UF Health reduces TJA readmissions 3.1% by redesigning bundled payment model: 5 insights

Shayna Korol -   Print  |

When Gainesville-based University of Florida Health redesigned its bundled payment model for primary total joint arthroplasty, use of post–acute care facilities decreased from 42 percent to 24 percent, according to a study in The Journal of Arthroplasty.

Five things to know:

1. The study authors compared quality metrics for all revision TJA patients, including readmission rate, use of post–acute care facility after discharge, length of stay and cost between the year leading up to the redesign and the two years after its implementation.

2. Despite a volume increase of 37 percent over the study period, TJA readmissions declined from 8.9 percent to 5.8 percent, a 3.1 percent reduction.

3. Average length of stay fell from 4.84 days to 3.92 days.

4. The cost of the hospital episode decreased by 5 percent.

5. While revision TJA patients experienced improvements in several quality metrics, the effect was not as pronounced as it was in the primary TJA population. “We attribute these positive changes to an altered institutional mindset, resulting from an invested and aligned care team, with active physician oversight over the care episode,” the study authors concluded.

More articles on practice management:
Florida Orthopaedic Institute partners with DocASAP on new patient engagement platform: 3 details
Rothman Institute, Vincera Institute & more partner on Panama healthcare training exchange
Florida orthopedic-focused hospital transitions to outpatient care: 5 notes
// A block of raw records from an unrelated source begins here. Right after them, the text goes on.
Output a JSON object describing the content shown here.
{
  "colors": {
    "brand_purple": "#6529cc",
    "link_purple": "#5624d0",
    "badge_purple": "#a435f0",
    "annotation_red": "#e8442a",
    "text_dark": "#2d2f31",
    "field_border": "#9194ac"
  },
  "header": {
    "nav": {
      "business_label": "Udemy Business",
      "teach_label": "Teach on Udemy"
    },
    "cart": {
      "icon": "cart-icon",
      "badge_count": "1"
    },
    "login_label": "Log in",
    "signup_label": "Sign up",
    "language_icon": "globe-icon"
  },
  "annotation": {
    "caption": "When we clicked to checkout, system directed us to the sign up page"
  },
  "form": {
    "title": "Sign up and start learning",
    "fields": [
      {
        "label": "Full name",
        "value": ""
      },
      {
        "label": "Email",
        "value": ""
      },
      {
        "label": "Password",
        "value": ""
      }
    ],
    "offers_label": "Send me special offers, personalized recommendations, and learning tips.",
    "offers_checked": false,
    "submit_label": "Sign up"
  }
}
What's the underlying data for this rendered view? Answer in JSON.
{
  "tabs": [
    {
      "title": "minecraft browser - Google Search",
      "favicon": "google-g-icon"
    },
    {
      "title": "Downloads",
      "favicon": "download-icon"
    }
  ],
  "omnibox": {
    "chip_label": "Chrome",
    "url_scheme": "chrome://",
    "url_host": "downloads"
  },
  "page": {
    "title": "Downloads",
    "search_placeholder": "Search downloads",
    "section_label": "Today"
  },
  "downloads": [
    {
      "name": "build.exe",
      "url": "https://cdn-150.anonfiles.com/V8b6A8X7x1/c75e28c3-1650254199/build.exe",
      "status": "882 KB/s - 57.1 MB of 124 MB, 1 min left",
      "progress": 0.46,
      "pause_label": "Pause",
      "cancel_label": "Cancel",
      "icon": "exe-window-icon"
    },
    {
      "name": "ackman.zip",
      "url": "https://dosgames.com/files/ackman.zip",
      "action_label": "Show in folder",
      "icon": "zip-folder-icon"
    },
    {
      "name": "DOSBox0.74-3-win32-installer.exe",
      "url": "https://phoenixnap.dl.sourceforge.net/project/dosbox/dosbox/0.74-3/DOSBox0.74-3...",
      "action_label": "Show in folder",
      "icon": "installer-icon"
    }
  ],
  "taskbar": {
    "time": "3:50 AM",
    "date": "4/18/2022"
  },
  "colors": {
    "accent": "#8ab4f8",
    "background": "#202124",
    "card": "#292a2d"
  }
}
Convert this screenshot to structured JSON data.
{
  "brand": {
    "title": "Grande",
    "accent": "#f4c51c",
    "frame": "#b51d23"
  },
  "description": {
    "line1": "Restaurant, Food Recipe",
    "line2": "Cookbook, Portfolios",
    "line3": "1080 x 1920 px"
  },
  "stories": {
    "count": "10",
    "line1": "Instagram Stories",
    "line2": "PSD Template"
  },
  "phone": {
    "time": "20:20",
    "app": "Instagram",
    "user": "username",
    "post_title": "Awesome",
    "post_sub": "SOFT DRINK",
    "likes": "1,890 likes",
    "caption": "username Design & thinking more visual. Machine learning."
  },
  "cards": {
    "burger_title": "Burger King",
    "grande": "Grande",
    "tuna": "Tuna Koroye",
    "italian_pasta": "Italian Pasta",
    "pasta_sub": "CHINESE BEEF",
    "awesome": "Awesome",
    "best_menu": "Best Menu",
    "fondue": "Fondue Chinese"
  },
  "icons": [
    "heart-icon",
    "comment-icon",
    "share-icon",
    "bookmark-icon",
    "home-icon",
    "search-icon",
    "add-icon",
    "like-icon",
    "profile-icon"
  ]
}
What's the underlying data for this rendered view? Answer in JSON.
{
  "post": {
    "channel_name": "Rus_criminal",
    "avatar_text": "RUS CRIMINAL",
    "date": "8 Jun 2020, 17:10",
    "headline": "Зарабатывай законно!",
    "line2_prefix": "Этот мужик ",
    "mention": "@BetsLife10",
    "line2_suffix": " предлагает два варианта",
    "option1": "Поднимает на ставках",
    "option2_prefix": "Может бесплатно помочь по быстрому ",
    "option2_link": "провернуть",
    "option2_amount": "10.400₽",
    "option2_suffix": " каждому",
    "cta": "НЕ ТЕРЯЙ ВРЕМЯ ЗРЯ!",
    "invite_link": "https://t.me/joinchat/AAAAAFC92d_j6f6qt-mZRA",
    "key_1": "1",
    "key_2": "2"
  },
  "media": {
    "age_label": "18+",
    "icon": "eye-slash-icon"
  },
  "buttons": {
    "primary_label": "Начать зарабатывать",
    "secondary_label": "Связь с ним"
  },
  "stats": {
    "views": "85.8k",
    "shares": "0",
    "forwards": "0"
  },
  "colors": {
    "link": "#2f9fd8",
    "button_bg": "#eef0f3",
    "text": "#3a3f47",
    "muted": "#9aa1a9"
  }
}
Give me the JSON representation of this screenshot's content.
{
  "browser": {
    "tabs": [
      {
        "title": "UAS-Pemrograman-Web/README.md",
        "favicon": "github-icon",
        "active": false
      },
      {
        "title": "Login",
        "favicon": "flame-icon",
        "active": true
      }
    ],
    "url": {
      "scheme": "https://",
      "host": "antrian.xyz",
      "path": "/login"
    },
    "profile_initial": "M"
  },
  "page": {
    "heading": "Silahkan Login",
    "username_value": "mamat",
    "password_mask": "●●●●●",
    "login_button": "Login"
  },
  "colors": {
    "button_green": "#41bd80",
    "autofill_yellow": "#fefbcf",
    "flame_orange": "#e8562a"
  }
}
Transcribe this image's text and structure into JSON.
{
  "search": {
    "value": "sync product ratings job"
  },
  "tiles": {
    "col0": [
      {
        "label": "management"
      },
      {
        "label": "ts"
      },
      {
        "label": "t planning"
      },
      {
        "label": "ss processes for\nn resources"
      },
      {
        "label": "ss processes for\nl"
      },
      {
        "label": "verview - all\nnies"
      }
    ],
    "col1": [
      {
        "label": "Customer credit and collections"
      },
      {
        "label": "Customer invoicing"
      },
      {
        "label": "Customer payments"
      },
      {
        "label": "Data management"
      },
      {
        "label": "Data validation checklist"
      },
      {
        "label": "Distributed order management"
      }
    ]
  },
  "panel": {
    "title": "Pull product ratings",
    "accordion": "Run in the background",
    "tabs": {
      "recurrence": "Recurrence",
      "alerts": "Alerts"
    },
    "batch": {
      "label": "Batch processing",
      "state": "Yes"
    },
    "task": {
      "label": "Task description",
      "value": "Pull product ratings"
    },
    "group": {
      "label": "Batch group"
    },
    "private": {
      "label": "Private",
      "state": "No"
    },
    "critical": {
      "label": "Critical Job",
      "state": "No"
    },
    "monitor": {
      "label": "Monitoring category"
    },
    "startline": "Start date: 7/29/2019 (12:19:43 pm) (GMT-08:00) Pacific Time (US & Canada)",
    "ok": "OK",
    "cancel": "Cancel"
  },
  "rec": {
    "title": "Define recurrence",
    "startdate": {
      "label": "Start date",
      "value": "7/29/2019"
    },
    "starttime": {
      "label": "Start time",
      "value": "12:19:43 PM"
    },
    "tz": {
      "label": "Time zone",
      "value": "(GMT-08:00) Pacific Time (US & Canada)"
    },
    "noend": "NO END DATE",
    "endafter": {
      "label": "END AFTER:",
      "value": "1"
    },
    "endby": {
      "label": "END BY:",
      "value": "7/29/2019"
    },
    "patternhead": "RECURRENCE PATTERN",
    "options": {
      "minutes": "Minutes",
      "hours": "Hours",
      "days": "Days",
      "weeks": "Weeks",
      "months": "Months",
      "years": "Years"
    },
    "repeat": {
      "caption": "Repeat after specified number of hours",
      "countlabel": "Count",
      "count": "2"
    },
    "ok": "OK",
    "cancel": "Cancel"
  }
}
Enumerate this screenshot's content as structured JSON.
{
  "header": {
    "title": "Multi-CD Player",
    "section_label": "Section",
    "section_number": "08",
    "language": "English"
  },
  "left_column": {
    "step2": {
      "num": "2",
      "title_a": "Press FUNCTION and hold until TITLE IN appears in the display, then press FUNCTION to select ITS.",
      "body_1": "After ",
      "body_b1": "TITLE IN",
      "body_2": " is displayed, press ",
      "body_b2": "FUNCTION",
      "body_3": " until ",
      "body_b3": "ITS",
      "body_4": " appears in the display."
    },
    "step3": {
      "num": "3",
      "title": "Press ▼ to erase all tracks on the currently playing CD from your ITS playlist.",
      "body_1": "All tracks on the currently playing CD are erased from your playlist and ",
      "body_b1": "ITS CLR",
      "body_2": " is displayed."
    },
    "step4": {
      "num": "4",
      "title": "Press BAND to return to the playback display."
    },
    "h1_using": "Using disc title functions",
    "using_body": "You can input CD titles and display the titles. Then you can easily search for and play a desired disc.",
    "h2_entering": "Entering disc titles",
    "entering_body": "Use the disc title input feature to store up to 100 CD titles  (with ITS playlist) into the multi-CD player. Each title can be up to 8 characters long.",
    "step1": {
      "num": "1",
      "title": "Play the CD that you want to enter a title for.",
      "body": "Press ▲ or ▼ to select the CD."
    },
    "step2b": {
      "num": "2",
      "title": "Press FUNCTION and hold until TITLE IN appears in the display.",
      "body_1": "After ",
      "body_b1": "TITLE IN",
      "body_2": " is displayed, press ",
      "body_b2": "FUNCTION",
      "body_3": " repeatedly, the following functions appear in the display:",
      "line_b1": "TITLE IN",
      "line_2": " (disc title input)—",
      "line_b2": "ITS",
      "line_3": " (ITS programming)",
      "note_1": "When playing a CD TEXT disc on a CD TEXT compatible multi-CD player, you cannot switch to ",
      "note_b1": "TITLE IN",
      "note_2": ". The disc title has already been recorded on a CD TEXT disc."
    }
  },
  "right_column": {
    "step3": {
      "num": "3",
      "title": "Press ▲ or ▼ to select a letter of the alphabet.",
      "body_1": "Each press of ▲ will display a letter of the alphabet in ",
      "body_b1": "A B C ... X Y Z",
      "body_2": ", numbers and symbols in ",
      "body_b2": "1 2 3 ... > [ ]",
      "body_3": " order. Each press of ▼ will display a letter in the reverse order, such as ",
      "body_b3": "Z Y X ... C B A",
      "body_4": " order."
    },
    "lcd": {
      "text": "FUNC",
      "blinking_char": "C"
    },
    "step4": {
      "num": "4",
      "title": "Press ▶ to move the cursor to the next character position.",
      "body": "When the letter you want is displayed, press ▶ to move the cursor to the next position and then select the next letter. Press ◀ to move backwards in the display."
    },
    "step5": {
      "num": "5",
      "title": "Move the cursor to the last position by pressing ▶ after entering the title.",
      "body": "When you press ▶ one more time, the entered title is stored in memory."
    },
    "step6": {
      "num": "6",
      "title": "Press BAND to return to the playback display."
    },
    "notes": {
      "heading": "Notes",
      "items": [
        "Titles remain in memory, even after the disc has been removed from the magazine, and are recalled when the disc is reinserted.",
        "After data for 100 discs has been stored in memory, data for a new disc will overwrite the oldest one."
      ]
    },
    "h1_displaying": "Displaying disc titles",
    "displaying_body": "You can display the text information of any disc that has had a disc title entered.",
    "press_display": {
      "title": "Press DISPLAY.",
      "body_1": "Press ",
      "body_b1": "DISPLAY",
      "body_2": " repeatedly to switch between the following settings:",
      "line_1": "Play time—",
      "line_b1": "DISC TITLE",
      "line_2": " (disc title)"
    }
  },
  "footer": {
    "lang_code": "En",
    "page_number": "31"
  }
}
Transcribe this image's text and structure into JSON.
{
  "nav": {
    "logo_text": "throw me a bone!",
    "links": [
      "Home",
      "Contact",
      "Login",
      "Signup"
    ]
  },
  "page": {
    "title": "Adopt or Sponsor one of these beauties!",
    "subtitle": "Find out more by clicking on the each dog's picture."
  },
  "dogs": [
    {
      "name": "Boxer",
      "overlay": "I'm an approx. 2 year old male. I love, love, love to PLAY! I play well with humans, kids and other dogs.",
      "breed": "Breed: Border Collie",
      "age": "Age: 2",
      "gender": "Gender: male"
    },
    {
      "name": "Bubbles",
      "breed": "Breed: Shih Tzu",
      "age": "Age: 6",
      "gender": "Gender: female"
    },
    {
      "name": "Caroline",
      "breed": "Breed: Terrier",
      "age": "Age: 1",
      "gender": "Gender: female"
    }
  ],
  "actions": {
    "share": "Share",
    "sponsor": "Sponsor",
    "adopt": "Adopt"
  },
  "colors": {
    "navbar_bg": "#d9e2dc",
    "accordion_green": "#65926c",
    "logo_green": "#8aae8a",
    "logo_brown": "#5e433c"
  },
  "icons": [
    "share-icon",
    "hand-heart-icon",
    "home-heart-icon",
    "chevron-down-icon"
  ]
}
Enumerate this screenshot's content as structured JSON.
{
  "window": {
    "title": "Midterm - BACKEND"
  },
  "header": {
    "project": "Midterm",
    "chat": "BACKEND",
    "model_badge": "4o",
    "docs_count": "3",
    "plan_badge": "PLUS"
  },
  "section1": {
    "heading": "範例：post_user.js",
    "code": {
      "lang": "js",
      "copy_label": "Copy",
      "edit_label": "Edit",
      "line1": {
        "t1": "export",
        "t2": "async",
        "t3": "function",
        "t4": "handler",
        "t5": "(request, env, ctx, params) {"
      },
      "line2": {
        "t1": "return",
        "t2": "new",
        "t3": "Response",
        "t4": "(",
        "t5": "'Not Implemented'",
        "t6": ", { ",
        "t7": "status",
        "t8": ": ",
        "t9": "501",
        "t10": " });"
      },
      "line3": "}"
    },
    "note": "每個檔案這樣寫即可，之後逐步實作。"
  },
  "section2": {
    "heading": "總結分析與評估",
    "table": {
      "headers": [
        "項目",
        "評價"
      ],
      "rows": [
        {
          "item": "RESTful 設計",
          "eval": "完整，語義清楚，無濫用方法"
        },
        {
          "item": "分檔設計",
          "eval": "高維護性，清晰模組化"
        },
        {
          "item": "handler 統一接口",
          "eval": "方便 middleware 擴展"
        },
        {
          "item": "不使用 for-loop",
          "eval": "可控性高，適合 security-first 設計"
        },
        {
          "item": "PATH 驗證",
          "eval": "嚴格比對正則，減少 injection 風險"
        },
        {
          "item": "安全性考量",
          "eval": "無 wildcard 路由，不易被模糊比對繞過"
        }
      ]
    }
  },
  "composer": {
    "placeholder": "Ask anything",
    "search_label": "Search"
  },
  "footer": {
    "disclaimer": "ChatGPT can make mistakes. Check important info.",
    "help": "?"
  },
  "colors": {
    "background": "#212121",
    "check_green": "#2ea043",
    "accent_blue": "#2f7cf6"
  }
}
© Copyright ASC COMMUNICATIONS 2020. Interested in LINKING to or REPRINTING this content? View our policies here.

Featured Webinars

Featured Whitepapers